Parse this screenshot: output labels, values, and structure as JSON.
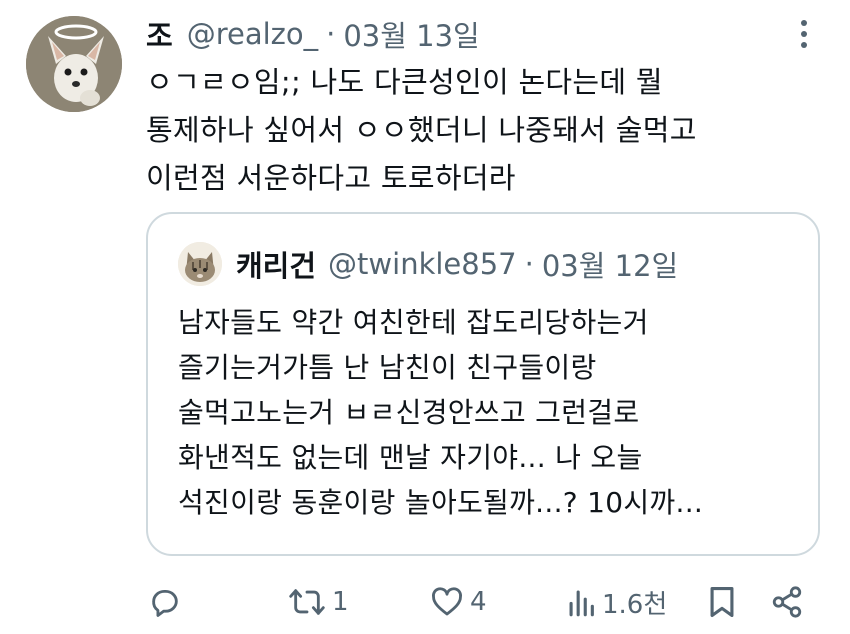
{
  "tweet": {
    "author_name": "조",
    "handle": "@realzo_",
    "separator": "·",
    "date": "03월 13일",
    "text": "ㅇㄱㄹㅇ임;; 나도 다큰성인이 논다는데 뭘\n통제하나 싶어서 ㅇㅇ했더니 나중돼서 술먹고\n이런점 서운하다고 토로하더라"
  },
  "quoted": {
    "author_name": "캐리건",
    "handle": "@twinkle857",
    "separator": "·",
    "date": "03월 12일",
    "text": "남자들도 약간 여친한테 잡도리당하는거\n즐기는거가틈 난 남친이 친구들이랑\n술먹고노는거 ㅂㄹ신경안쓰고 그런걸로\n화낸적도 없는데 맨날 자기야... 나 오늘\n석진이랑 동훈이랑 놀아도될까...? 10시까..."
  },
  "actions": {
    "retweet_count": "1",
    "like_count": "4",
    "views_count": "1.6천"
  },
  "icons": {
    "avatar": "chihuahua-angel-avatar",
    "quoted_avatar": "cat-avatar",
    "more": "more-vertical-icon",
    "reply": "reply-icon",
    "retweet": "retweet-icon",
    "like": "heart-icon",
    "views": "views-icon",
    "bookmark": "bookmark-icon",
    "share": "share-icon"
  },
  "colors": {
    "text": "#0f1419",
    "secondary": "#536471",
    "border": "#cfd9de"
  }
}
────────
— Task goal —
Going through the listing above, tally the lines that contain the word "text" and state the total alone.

— Written solution —
3